= DIRECTIONS =
Filter the listing and keep only the lines with the word "комиссии".
──────── DATASET EXTRACT
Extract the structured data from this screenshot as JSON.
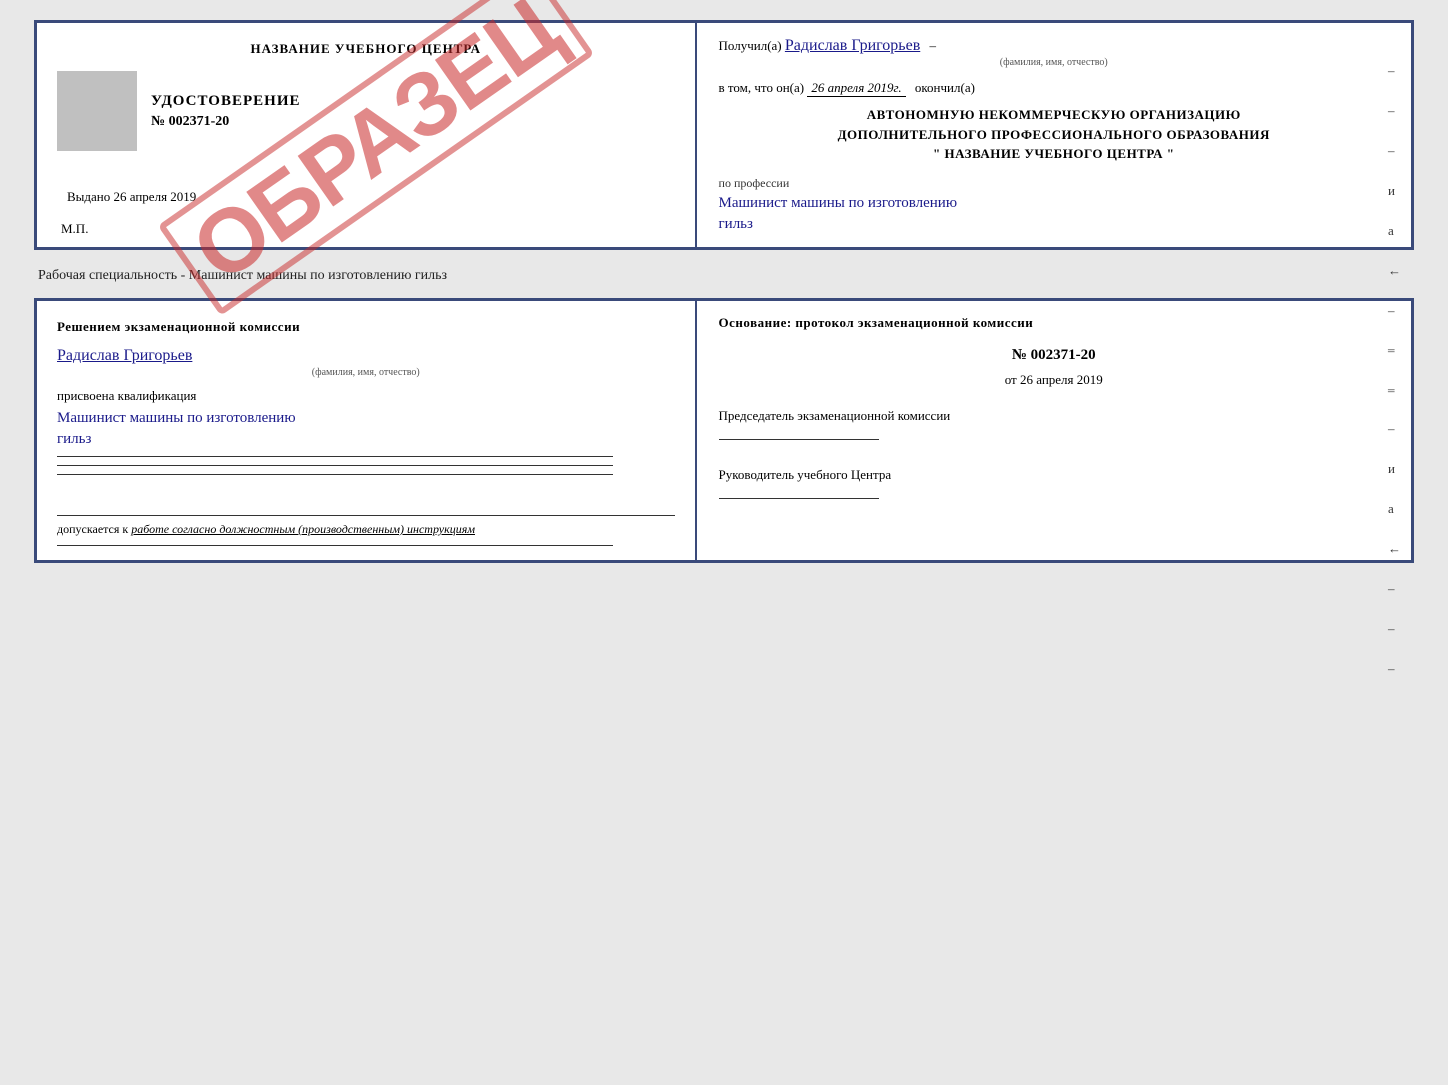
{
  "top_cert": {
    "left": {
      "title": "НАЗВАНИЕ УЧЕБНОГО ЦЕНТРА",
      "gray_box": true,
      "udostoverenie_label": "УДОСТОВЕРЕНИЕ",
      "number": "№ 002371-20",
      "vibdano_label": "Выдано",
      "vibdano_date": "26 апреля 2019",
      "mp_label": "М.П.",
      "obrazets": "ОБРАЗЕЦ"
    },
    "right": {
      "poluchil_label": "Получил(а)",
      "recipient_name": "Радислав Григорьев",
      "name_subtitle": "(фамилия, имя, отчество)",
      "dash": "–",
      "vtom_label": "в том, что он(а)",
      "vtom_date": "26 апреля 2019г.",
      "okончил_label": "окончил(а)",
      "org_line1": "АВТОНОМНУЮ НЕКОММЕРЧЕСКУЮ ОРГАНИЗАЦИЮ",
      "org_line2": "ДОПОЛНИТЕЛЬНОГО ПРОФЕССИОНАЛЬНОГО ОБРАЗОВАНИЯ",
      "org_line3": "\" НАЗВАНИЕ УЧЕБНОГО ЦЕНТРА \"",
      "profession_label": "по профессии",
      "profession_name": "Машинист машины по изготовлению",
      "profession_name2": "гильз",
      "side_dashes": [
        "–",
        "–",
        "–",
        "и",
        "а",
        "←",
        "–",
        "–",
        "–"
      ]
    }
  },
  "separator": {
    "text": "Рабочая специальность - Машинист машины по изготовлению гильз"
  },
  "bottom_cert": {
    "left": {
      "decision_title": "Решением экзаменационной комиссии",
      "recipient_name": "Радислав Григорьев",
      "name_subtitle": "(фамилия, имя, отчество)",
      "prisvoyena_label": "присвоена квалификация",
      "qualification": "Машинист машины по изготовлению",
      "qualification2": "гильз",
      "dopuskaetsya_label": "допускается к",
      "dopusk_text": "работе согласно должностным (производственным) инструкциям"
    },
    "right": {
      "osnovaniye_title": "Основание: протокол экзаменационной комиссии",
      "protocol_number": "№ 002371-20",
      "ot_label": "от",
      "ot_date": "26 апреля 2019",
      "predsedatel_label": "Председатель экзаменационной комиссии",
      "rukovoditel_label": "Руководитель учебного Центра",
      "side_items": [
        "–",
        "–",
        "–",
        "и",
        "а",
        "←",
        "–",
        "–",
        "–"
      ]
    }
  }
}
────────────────
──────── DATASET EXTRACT
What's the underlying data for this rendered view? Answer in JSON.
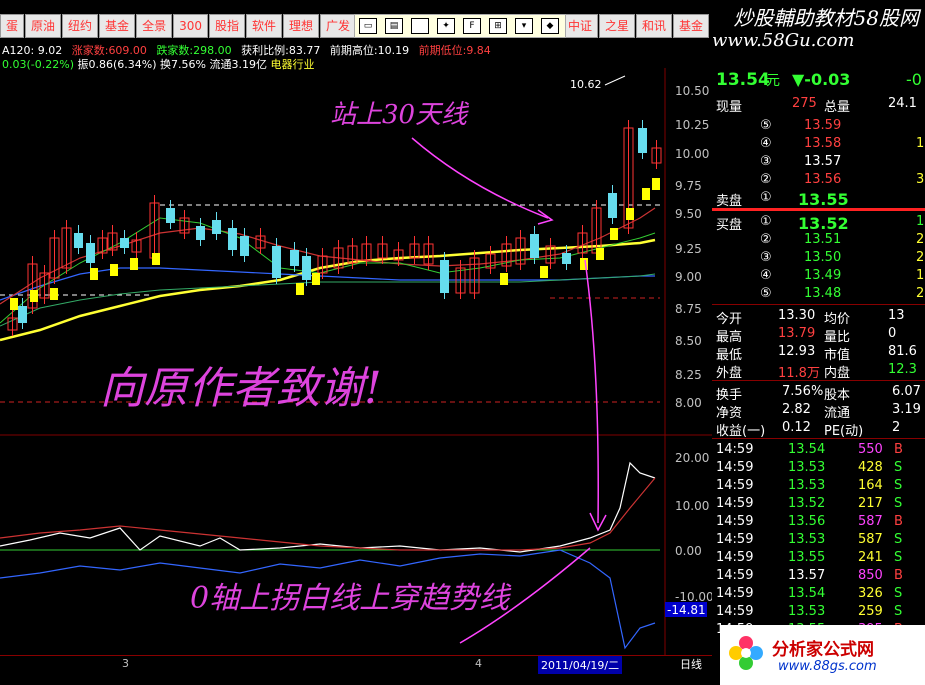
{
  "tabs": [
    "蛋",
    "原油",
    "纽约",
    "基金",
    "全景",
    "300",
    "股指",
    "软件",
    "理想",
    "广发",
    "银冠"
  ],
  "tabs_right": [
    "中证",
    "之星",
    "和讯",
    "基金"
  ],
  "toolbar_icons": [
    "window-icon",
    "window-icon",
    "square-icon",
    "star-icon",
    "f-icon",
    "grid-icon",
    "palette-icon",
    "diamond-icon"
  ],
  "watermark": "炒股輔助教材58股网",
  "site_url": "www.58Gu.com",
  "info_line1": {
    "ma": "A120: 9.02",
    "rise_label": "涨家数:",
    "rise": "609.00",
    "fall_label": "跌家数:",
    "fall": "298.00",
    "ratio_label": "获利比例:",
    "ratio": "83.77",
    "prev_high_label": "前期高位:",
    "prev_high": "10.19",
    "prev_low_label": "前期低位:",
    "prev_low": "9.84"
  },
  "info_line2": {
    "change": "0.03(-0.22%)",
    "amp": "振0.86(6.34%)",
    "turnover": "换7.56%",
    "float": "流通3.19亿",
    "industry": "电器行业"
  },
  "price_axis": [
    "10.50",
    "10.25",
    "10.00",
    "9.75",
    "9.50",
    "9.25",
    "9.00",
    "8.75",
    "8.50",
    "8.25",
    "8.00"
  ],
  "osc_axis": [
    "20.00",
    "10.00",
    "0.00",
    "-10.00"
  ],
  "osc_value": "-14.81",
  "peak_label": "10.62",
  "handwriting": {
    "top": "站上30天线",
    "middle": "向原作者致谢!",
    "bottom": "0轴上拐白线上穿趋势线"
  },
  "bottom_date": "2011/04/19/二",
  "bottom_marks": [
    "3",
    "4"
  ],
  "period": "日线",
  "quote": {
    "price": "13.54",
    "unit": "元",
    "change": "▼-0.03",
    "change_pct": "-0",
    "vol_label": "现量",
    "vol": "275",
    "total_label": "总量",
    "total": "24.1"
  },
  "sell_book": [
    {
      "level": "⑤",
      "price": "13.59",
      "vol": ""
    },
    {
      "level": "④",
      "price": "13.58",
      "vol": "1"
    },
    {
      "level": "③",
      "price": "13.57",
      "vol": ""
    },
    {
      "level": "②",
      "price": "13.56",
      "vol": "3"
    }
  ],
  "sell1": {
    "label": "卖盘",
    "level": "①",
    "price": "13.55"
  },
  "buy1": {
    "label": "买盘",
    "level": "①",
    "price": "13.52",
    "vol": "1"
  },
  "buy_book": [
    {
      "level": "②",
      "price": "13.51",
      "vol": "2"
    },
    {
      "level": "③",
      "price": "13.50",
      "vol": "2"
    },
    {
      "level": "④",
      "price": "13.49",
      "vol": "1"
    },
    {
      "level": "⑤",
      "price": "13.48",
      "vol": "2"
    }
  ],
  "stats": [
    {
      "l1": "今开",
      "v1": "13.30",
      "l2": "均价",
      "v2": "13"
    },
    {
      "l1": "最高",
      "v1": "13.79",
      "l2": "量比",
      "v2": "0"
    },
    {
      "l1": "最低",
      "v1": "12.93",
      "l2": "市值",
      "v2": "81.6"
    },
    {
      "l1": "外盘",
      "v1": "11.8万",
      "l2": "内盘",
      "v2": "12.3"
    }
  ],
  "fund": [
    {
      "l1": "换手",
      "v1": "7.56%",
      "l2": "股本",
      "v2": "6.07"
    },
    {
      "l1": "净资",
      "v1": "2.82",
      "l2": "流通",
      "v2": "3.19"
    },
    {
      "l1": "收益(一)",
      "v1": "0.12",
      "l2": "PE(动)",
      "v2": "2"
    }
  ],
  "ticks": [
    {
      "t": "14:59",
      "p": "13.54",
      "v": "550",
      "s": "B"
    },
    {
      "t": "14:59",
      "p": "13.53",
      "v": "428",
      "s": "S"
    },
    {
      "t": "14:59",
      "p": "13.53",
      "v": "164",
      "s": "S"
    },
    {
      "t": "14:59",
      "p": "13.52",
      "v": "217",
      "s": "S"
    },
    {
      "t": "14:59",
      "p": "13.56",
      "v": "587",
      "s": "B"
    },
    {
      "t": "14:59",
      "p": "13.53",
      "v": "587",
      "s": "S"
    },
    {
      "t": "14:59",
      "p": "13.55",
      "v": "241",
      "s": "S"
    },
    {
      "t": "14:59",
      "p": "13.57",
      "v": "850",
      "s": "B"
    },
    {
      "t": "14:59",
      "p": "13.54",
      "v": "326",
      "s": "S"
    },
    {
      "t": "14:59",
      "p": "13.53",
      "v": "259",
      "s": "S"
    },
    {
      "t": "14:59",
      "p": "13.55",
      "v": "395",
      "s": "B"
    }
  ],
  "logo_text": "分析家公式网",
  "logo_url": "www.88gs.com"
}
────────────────
= RESULT BELOW =
      "decision_title": "Решением экзаменационной комиссии",
      "osnovaniye_title": "Основание: протокол экзаменационной комиссии",
      "predsedatel_label": "Председатель экзаменационной комиссии",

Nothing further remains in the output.